## RECORDS FOR THE EXERCISE
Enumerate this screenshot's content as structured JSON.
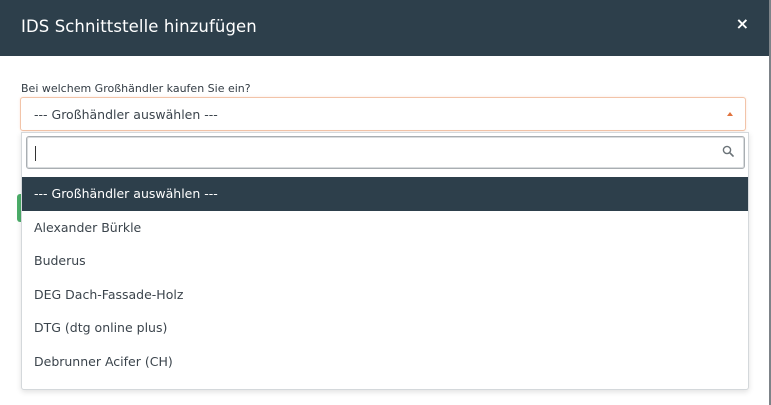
{
  "modal": {
    "title": "IDS Schnittstelle hinzufügen",
    "close_label": "×"
  },
  "form": {
    "label": "Bei welchem Großhändler kaufen Sie ein?",
    "selected_value": "--- Großhändler auswählen ---"
  },
  "dropdown": {
    "search_value": "",
    "search_icon": "magnifier-icon",
    "options": [
      {
        "label": "--- Großhändler auswählen ---",
        "selected": true
      },
      {
        "label": "Alexander Bürkle",
        "selected": false
      },
      {
        "label": "Buderus",
        "selected": false
      },
      {
        "label": "DEG Dach-Fassade-Holz",
        "selected": false
      },
      {
        "label": "DTG (dtg online plus)",
        "selected": false
      },
      {
        "label": "Debrunner Acifer (CH)",
        "selected": false
      }
    ]
  },
  "colors": {
    "header_bg": "#2d3f4b",
    "accent": "#e0733e",
    "success": "#4cae6a"
  }
}
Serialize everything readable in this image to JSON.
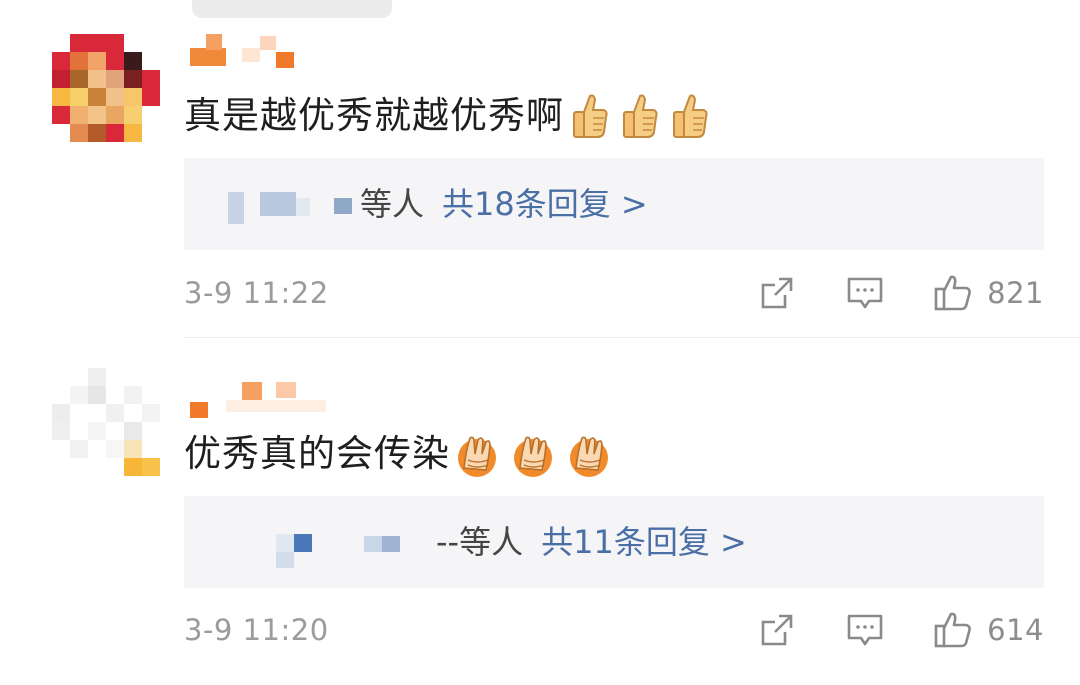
{
  "comments": [
    {
      "text": "真是越优秀就越优秀啊",
      "emoji": "thumbs-up",
      "reply_suffix": "等人",
      "reply_count_label": "共18条回复 >",
      "timestamp": "3-9 11:22",
      "likes": "821"
    },
    {
      "text": "优秀真的会传染",
      "emoji": "hands-cover-face",
      "reply_suffix": "--等人",
      "reply_count_label": "共11条回复 >",
      "timestamp": "3-9 11:20",
      "likes": "614"
    }
  ],
  "colors": {
    "reply_link": "#4a6fa5",
    "meta_text": "#9b9b9b",
    "reply_bg": "#f5f5f7",
    "icon_stroke": "#8a8a8a"
  }
}
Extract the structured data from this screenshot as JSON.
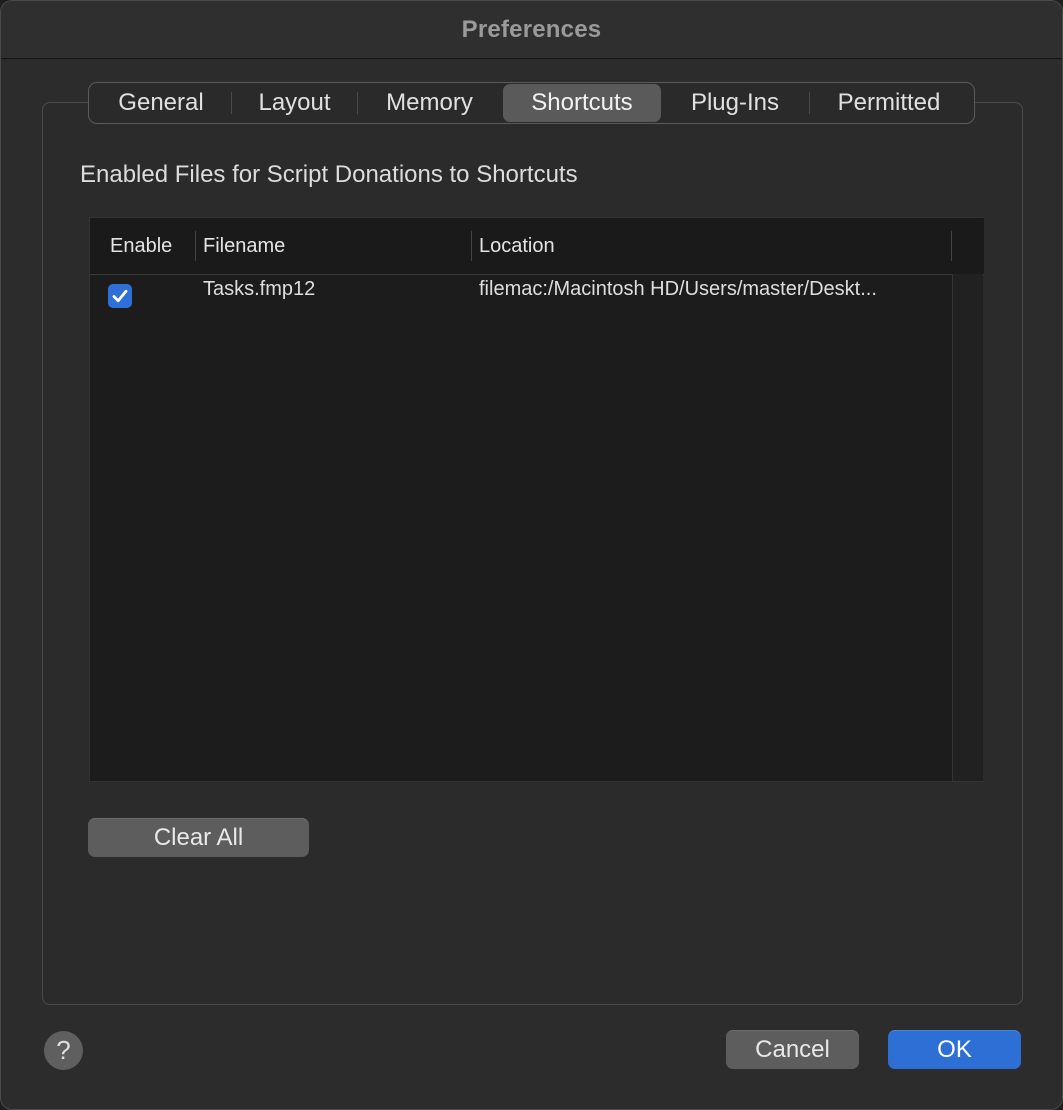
{
  "window": {
    "title": "Preferences"
  },
  "tabs": [
    {
      "label": "General",
      "selected": false
    },
    {
      "label": "Layout",
      "selected": false
    },
    {
      "label": "Memory",
      "selected": false
    },
    {
      "label": "Shortcuts",
      "selected": true
    },
    {
      "label": "Plug-Ins",
      "selected": false
    },
    {
      "label": "Permitted",
      "selected": false
    }
  ],
  "section": {
    "label": "Enabled Files for Script Donations to Shortcuts"
  },
  "table": {
    "columns": [
      "Enable",
      "Filename",
      "Location"
    ],
    "rows": [
      {
        "enabled": true,
        "filename": "Tasks.fmp12",
        "location": "filemac:/Macintosh HD/Users/master/Deskt..."
      }
    ]
  },
  "buttons": {
    "clear_all": "Clear All",
    "cancel": "Cancel",
    "ok": "OK",
    "help": "?"
  },
  "colors": {
    "accent": "#2e6fd6",
    "window_bg": "#2c2c2c",
    "selected_tab": "#5a5a5a"
  },
  "icons": {
    "checkbox": "checkmark-icon",
    "help": "question-mark-icon"
  }
}
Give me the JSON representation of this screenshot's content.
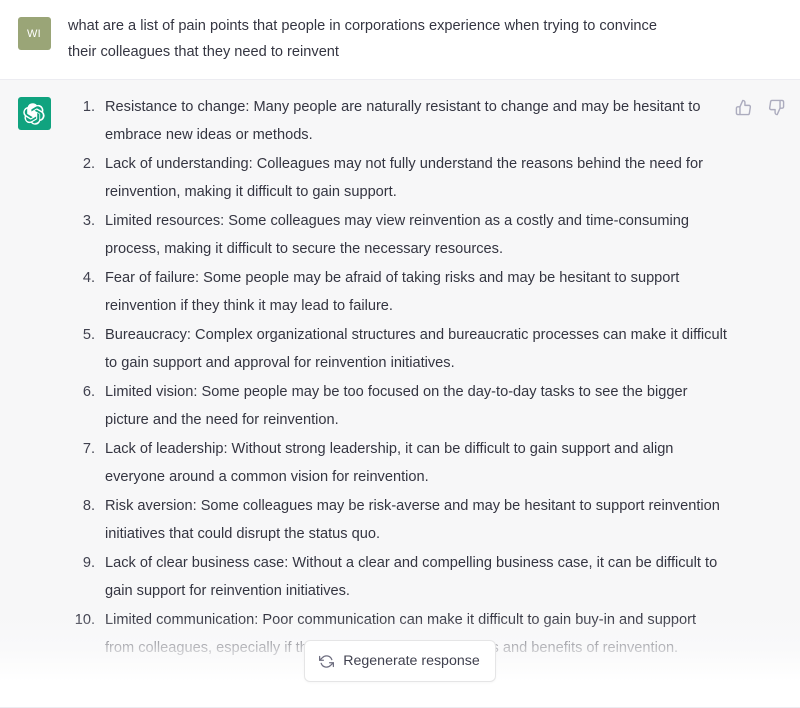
{
  "conversation": {
    "user_message": {
      "avatar_initials": "WI",
      "avatar_color": "#9aa577",
      "text": "what are a list of pain points that people in corporations experience when trying to convince their colleagues that they need to reinvent"
    },
    "assistant_message": {
      "avatar_icon": "openai-logo-icon",
      "avatar_color": "#10a37f",
      "list_items": [
        "Resistance to change: Many people are naturally resistant to change and may be hesitant to embrace new ideas or methods.",
        "Lack of understanding: Colleagues may not fully understand the reasons behind the need for reinvention, making it difficult to gain support.",
        "Limited resources: Some colleagues may view reinvention as a costly and time-consuming process, making it difficult to secure the necessary resources.",
        "Fear of failure: Some people may be afraid of taking risks and may be hesitant to support reinvention if they think it may lead to failure.",
        "Bureaucracy: Complex organizational structures and bureaucratic processes can make it difficult to gain support and approval for reinvention initiatives.",
        "Limited vision: Some people may be too focused on the day-to-day tasks to see the bigger picture and the need for reinvention.",
        "Lack of leadership: Without strong leadership, it can be difficult to gain support and align everyone around a common vision for reinvention.",
        "Risk aversion: Some colleagues may be risk-averse and may be hesitant to support reinvention initiatives that could disrupt the status quo.",
        "Lack of clear business case: Without a clear and compelling business case, it can be difficult to gain support for reinvention initiatives.",
        "Limited communication: Poor communication can make it difficult to gain buy-in and support from colleagues, especially if they don't understand the goals and benefits of reinvention."
      ],
      "feedback": {
        "thumbs_up_icon": "thumbs-up-icon",
        "thumbs_down_icon": "thumbs-down-icon"
      }
    }
  },
  "footer": {
    "regenerate_label": "Regenerate response",
    "regenerate_icon": "refresh-icon"
  }
}
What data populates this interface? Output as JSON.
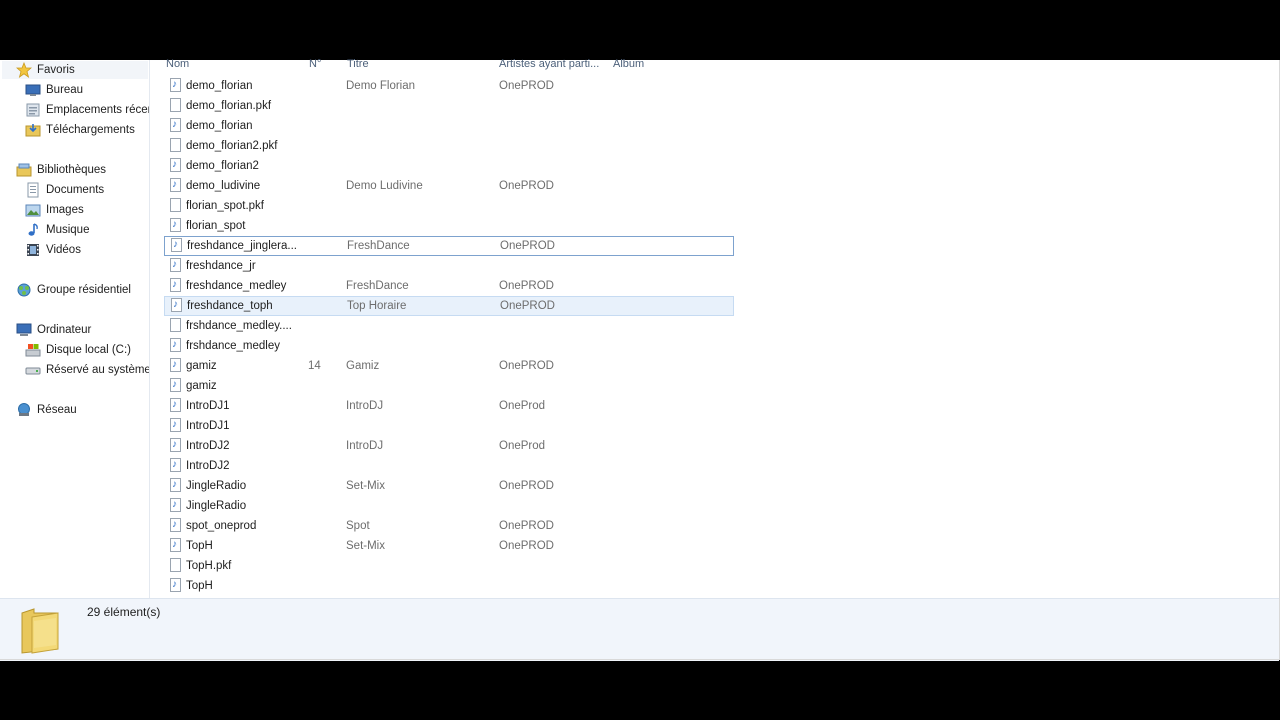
{
  "columns": {
    "name": "Nom",
    "number": "N°",
    "title": "Titre",
    "artists": "Artistes ayant parti...",
    "album": "Album"
  },
  "nav": {
    "favorites": {
      "label": "Favoris",
      "items": [
        "Bureau",
        "Emplacements récents",
        "Téléchargements"
      ]
    },
    "libraries": {
      "label": "Bibliothèques",
      "items": [
        "Documents",
        "Images",
        "Musique",
        "Vidéos"
      ]
    },
    "homegroup": {
      "label": "Groupe résidentiel"
    },
    "computer": {
      "label": "Ordinateur",
      "items": [
        "Disque local (C:)",
        "Réservé au système"
      ]
    },
    "network": {
      "label": "Réseau"
    }
  },
  "files": [
    {
      "name": "demo_florian",
      "num": "",
      "title": "Demo Florian",
      "artist": "OnePROD",
      "icon": "audio-file-icon"
    },
    {
      "name": "demo_florian.pkf",
      "num": "",
      "title": "",
      "artist": "",
      "icon": "blank-file-icon"
    },
    {
      "name": "demo_florian",
      "num": "",
      "title": "",
      "artist": "",
      "icon": "audio-file-icon"
    },
    {
      "name": "demo_florian2.pkf",
      "num": "",
      "title": "",
      "artist": "",
      "icon": "blank-file-icon"
    },
    {
      "name": "demo_florian2",
      "num": "",
      "title": "",
      "artist": "",
      "icon": "audio-file-icon"
    },
    {
      "name": "demo_ludivine",
      "num": "",
      "title": "Demo Ludivine",
      "artist": "OnePROD",
      "icon": "audio-file-icon"
    },
    {
      "name": "florian_spot.pkf",
      "num": "",
      "title": "",
      "artist": "",
      "icon": "blank-file-icon"
    },
    {
      "name": "florian_spot",
      "num": "",
      "title": "",
      "artist": "",
      "icon": "audio-file-icon"
    },
    {
      "name": "freshdance_jinglera...",
      "num": "",
      "title": "FreshDance",
      "artist": "OnePROD",
      "icon": "audio-file-icon"
    },
    {
      "name": "freshdance_jr",
      "num": "",
      "title": "",
      "artist": "",
      "icon": "audio-file-icon"
    },
    {
      "name": "freshdance_medley",
      "num": "",
      "title": "FreshDance",
      "artist": "OnePROD",
      "icon": "audio-file-icon"
    },
    {
      "name": "freshdance_toph",
      "num": "",
      "title": "Top Horaire",
      "artist": "OnePROD",
      "icon": "audio-file-icon"
    },
    {
      "name": "frshdance_medley....",
      "num": "",
      "title": "",
      "artist": "",
      "icon": "blank-file-icon"
    },
    {
      "name": "frshdance_medley",
      "num": "",
      "title": "",
      "artist": "",
      "icon": "audio-file-icon"
    },
    {
      "name": "gamiz",
      "num": "14",
      "title": "Gamiz",
      "artist": "OnePROD",
      "icon": "audio-file-icon"
    },
    {
      "name": "gamiz",
      "num": "",
      "title": "",
      "artist": "",
      "icon": "audio-file-icon"
    },
    {
      "name": "IntroDJ1",
      "num": "",
      "title": "IntroDJ",
      "artist": "OneProd",
      "icon": "audio-file-icon"
    },
    {
      "name": "IntroDJ1",
      "num": "",
      "title": "",
      "artist": "",
      "icon": "audio-file-icon"
    },
    {
      "name": "IntroDJ2",
      "num": "",
      "title": "IntroDJ",
      "artist": "OneProd",
      "icon": "audio-file-icon"
    },
    {
      "name": "IntroDJ2",
      "num": "",
      "title": "",
      "artist": "",
      "icon": "audio-file-icon"
    },
    {
      "name": "JingleRadio",
      "num": "",
      "title": "Set-Mix",
      "artist": "OnePROD",
      "icon": "audio-file-icon"
    },
    {
      "name": "JingleRadio",
      "num": "",
      "title": "",
      "artist": "",
      "icon": "audio-file-icon"
    },
    {
      "name": "spot_oneprod",
      "num": "",
      "title": "Spot",
      "artist": "OnePROD",
      "icon": "audio-file-icon"
    },
    {
      "name": "TopH",
      "num": "",
      "title": "Set-Mix",
      "artist": "OnePROD",
      "icon": "audio-file-icon"
    },
    {
      "name": "TopH.pkf",
      "num": "",
      "title": "",
      "artist": "",
      "icon": "blank-file-icon"
    },
    {
      "name": "TopH",
      "num": "",
      "title": "",
      "artist": "",
      "icon": "audio-file-icon"
    }
  ],
  "focused_index": 8,
  "hover_index": 11,
  "status": {
    "count_text": "29 élément(s)"
  },
  "colors": {
    "header_text": "#4c607a",
    "hover_bg": "#e8f1fb",
    "focus_border": "#7da2ce",
    "details_bg": "#f1f5fb",
    "note_blue": "#2f6fc6"
  }
}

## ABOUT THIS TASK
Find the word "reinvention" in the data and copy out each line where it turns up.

## ANSWER TO THIS PROBLEM
        "Lack of understanding: Colleagues may not fully understand the reasons behind the need for reinvention, making it difficult to gain support.",
        "Limited resources: Some colleagues may view reinvention as a costly and time-consuming process, making it difficult to secure the necessary resources.",
        "Fear of failure: Some people may be afraid of taking risks and may be hesitant to support reinvention if they think it may lead to failure.",
        "Bureaucracy: Complex organizational structures and bureaucratic processes can make it difficult to gain support and approval for reinvention initiatives.",
        "Limited vision: Some people may be too focused on the day-to-day tasks to see the bigger picture and the need for reinvention.",
        "Lack of leadership: Without strong leadership, it can be difficult to gain support and align everyone around a common vision for reinvention.",
        "Risk aversion: Some colleagues may be risk-averse and may be hesitant to support reinvention initiatives that could disrupt the status quo.",
        "Lack of clear business case: Without a clear and compelling business case, it can be difficult to gain support for reinvention initiatives.",
        "Limited communication: Poor communication can make it difficult to gain buy-in and support from colleagues, especially if they don't understand the goals and benefits of reinvention."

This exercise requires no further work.